START The data

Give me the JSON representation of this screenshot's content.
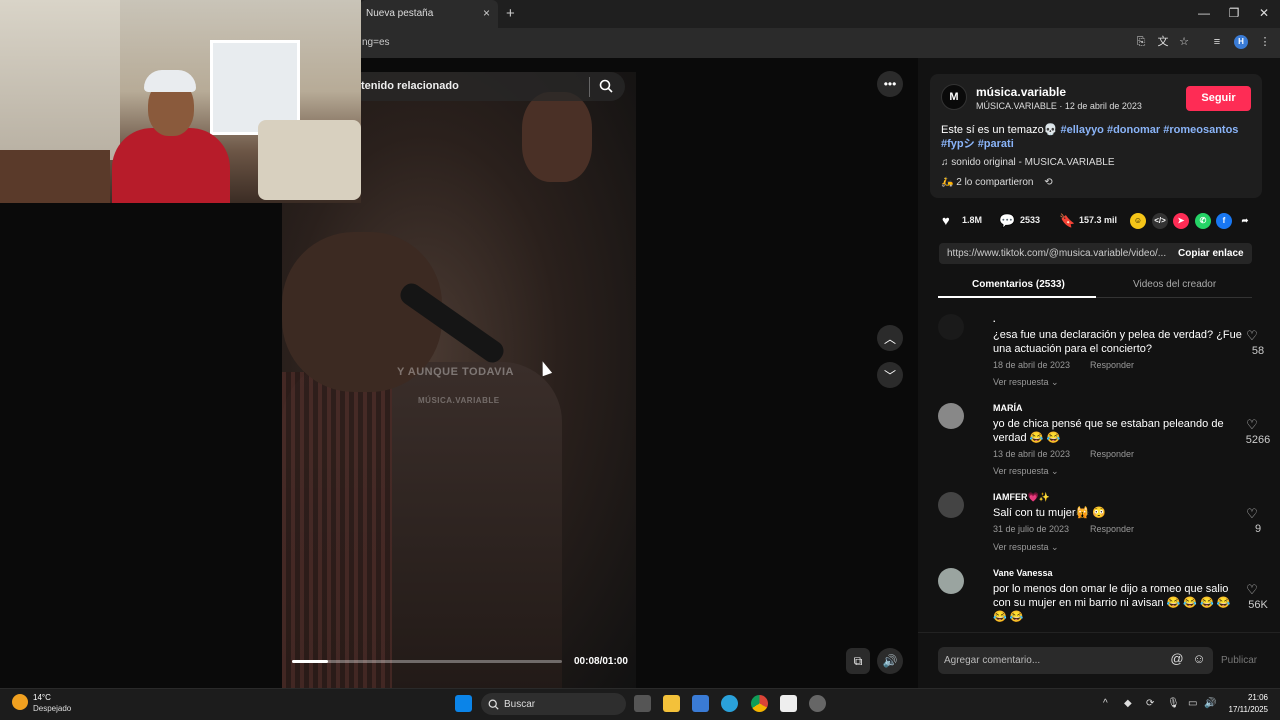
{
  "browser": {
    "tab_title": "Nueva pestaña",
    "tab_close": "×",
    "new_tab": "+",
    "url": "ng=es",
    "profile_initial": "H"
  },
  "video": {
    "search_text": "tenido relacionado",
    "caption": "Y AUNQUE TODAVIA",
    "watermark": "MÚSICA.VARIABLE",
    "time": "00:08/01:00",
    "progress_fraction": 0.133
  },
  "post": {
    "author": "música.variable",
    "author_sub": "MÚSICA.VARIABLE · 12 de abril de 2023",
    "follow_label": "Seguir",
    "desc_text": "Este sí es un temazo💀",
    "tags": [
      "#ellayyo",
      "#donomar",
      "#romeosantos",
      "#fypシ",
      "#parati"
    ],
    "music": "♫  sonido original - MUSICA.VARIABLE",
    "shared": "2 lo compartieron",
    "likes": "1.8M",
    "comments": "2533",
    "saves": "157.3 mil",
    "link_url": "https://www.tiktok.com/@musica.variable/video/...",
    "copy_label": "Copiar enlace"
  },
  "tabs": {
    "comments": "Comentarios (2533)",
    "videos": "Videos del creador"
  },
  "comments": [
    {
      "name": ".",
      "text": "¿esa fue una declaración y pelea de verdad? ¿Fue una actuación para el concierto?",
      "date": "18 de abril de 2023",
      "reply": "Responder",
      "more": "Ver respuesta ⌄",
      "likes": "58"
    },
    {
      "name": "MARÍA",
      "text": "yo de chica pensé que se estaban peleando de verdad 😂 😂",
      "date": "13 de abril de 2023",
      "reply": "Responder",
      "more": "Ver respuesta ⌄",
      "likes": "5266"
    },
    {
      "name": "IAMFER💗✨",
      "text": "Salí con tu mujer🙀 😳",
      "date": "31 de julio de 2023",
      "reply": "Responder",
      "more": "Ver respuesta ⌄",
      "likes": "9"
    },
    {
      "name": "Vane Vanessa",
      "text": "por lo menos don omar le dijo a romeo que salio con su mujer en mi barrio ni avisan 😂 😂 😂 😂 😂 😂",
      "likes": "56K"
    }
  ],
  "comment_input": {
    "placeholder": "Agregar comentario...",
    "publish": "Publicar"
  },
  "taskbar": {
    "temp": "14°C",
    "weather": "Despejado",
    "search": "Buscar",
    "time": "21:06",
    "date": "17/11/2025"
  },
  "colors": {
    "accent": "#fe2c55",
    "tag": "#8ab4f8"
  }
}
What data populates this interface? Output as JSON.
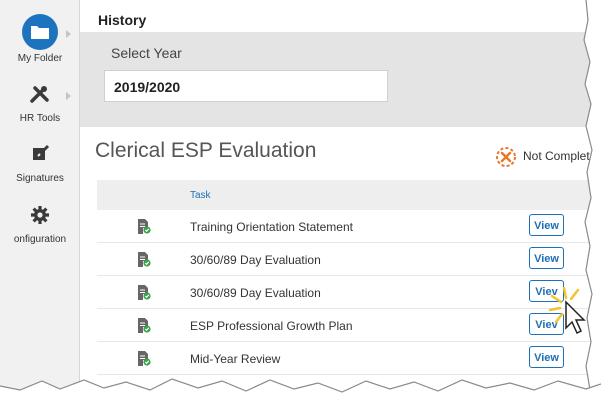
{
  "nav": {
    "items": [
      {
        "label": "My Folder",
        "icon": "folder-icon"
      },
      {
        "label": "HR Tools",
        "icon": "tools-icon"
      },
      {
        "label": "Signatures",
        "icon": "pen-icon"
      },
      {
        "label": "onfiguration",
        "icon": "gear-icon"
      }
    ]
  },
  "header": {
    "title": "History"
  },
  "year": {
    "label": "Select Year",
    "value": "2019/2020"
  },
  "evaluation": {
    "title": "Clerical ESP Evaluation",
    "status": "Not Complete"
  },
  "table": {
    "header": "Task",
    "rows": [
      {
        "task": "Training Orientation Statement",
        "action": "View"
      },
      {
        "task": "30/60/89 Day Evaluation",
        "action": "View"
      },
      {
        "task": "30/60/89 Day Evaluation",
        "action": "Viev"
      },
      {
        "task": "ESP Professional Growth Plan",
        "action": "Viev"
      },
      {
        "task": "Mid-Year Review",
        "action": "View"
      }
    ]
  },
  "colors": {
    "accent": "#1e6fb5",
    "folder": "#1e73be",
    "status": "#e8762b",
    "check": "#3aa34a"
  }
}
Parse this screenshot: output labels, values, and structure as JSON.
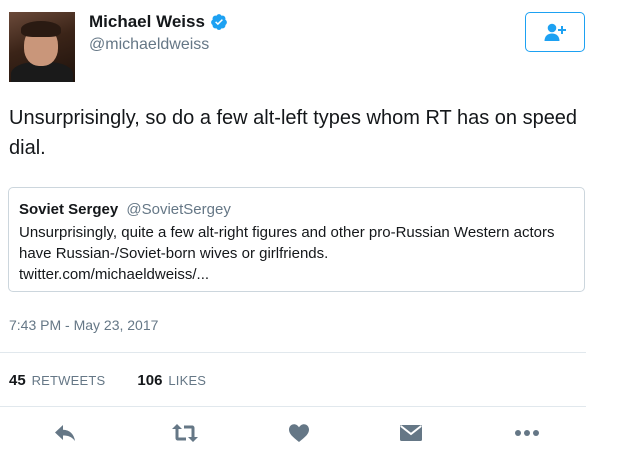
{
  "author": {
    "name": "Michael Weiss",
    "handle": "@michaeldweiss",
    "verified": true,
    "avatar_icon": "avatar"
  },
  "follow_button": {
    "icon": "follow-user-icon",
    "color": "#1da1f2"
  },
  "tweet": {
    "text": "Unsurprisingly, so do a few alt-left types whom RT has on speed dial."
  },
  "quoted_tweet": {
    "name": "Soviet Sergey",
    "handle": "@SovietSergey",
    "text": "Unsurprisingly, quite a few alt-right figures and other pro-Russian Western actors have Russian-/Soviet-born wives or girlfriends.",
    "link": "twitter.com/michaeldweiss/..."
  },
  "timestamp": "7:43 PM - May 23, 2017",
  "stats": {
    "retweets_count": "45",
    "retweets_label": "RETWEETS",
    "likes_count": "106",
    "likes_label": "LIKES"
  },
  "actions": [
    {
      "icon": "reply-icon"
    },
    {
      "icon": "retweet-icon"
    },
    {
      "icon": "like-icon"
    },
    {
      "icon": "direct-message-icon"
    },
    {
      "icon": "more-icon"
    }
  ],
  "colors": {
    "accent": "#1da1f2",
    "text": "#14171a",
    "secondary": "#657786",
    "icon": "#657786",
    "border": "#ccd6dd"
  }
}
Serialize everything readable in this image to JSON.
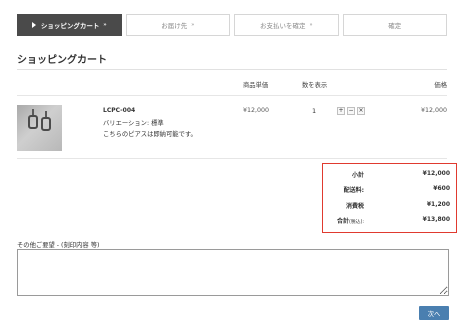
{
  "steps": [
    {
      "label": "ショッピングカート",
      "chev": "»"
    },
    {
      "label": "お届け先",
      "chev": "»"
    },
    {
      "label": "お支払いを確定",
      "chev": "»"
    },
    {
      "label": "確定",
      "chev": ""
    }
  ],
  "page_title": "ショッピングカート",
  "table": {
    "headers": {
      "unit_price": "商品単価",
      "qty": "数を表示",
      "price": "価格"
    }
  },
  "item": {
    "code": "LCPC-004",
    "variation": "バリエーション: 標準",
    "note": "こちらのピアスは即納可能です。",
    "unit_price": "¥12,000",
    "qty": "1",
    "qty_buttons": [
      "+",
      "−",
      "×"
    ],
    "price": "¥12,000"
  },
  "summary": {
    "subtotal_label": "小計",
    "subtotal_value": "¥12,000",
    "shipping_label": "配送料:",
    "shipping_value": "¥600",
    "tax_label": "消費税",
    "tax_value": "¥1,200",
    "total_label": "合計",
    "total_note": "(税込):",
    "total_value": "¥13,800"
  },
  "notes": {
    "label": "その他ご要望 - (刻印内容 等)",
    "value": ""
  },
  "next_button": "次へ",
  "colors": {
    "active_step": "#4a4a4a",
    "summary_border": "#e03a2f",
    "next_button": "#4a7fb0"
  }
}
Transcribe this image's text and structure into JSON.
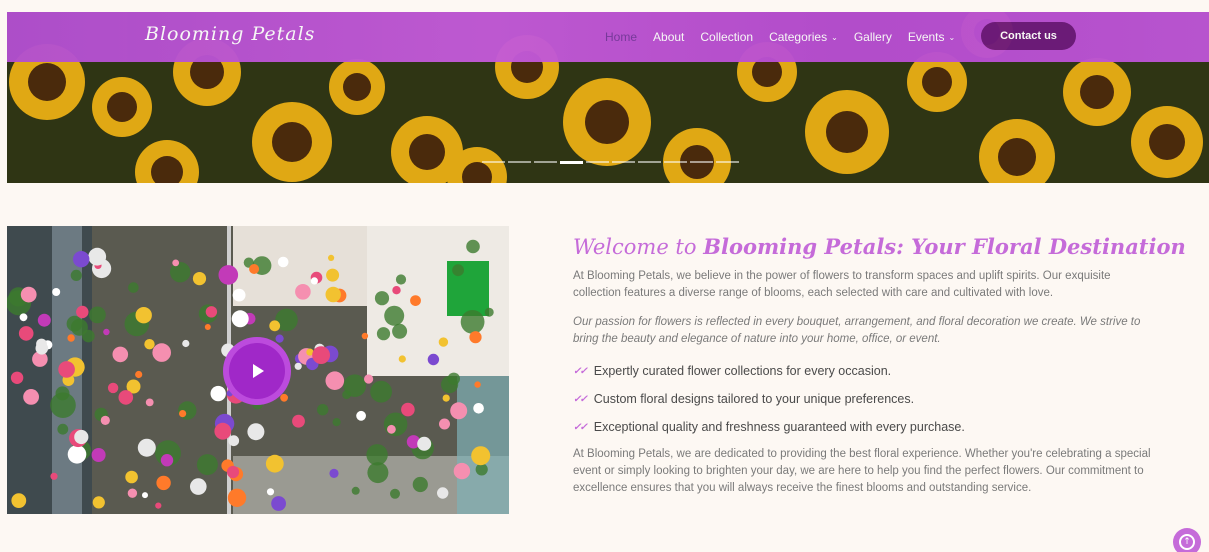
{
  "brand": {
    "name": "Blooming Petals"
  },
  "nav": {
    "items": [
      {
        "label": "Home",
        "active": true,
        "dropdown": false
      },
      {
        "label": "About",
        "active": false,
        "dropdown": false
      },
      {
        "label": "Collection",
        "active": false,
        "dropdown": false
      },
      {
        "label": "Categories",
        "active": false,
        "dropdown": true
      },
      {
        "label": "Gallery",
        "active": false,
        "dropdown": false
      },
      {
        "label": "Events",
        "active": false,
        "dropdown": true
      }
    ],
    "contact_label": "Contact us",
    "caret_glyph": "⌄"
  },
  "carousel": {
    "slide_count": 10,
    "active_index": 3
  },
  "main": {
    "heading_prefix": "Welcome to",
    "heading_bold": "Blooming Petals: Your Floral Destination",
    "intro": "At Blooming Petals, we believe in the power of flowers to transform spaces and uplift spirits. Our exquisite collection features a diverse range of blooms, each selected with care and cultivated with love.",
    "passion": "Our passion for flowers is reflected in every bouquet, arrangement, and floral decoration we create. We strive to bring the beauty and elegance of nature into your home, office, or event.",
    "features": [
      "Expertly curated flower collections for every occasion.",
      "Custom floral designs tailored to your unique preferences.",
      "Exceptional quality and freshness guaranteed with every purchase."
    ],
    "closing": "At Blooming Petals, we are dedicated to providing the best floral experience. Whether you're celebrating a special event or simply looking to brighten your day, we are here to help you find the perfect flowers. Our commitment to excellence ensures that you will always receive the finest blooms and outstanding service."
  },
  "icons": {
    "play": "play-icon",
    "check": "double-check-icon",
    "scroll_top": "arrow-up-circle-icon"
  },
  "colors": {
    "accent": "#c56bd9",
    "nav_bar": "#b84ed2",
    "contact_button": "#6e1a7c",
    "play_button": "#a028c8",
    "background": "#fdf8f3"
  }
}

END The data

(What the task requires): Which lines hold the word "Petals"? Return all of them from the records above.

(Result):
    "name": "Blooming Petals"
    "heading_bold": "Blooming Petals: Your Floral Destination",
    "intro": "At Blooming Petals, we believe in the power of flowers to transform spaces and uplift spirits. Our exquisite collection features a diverse range of blooms, each selected with care and cultivated with love.",
    "closing": "At Blooming Petals, we are dedicated to providing the best floral experience. Whether you're celebrating a special event or simply looking to brighten your day, we are here to help you find the perfect flowers. Our commitment to excellence ensures that you will always receive the finest blooms and outstanding service."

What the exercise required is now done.